The corruption perception index gave Cyprus 63 points, making it 31st among 177 countries included in the study. The Cyprus evaluation was based on five independent studies, conducted by large private and international organisations and it’s considered an indication of the spread of corruption. For the 2013 results, 13 independent studies from ten organisations were utilised.
In 2012 Cyprus ranked 29th while in 2011, 2010 and 2009 it ranked 30th, 28th and 27th respectively. Denmark, New Zealand, Finland, Sweden, Norway and Singapore are the six countries topping the index chart. Somalia, Sudan, North Korea and Afghanistan are perceived to be the most corrupted countries.
Thirty-one European countries were included in the study and Cyprus ranks 16th among them, while Greece ranks last. But Greece ranks 80th globally, a major leap from the 94th position the country was in 2012. A press release from transparency international cites two major reasons for Cyprus decline, which are: political party interference with the business environment, failure to enact rules and regulations to deal with corruption effectively and the financial crisis that favours the increase in corruption related cases. As a result, the Cyprus branch of transparency international has registered all problems and presented president Nicos Anastasiades with a number of suggestions to deal with corruption related issues.
The United Nations, following a proposition by transparency international, established December 9 as international anti –corruption day. The NGO, in collaboration with local media outlets, is organising a number of events for international anti-corruption day, including television programmes on the effects of corruption and the protection of whistleblowers. “Our goal is to contribute in the strengthening of society and in the improving of the quality of public and private governance in Cyprus. We want to promote transparency, integrity and accountability. One of our priorities is to increase public perception on the effects of corruption and to encourage citizens in participating in the fight against it,” the NGO report said.
Prompted to action by the transparency international report, President Anastasiades met with all responsible bodies to formulate an action plan aiming at ensuring transparency and attracting investors.

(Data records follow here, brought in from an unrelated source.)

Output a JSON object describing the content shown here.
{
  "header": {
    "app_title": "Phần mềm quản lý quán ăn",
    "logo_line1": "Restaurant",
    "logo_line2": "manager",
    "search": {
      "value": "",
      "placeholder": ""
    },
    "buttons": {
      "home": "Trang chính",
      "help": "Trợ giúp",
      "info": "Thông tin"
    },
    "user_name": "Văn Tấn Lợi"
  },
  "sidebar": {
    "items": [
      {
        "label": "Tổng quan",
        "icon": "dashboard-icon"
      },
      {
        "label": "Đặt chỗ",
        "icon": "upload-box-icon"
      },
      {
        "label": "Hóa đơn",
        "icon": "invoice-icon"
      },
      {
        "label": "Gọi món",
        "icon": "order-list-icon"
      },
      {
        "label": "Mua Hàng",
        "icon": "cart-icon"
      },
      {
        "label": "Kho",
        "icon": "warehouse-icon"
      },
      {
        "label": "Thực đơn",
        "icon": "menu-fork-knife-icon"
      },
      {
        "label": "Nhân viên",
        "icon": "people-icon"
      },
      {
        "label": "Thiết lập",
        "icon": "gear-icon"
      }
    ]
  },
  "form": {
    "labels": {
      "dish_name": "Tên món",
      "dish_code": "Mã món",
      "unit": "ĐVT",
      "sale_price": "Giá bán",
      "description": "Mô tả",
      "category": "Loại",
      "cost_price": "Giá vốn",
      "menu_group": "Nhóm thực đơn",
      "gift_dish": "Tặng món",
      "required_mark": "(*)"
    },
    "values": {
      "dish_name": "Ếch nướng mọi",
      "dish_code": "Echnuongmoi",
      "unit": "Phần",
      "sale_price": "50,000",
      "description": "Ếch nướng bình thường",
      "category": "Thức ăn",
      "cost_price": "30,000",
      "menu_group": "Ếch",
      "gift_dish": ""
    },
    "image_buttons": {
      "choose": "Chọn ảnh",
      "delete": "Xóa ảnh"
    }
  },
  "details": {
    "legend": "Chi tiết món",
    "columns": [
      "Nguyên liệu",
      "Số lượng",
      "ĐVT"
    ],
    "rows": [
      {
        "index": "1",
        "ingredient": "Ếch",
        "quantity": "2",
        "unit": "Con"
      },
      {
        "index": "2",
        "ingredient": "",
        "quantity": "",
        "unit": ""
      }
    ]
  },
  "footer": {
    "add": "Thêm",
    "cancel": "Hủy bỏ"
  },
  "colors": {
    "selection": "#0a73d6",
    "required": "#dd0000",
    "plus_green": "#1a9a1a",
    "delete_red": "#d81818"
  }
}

In that direction, the government decided to sign an international convention that deals in managing information regarding taxation and business information exchange.
Meanwhile Head of the Cyprus certified accountants association, Yiannos Charilaou, told the press that the goal of the meeting was to “make decisions to restart the economy and reclaiming the market confidence Cyprus once had”. He did however express his satisfaction that the government seems to be determined to tackle transparency issues.
Source: Cyprus Mail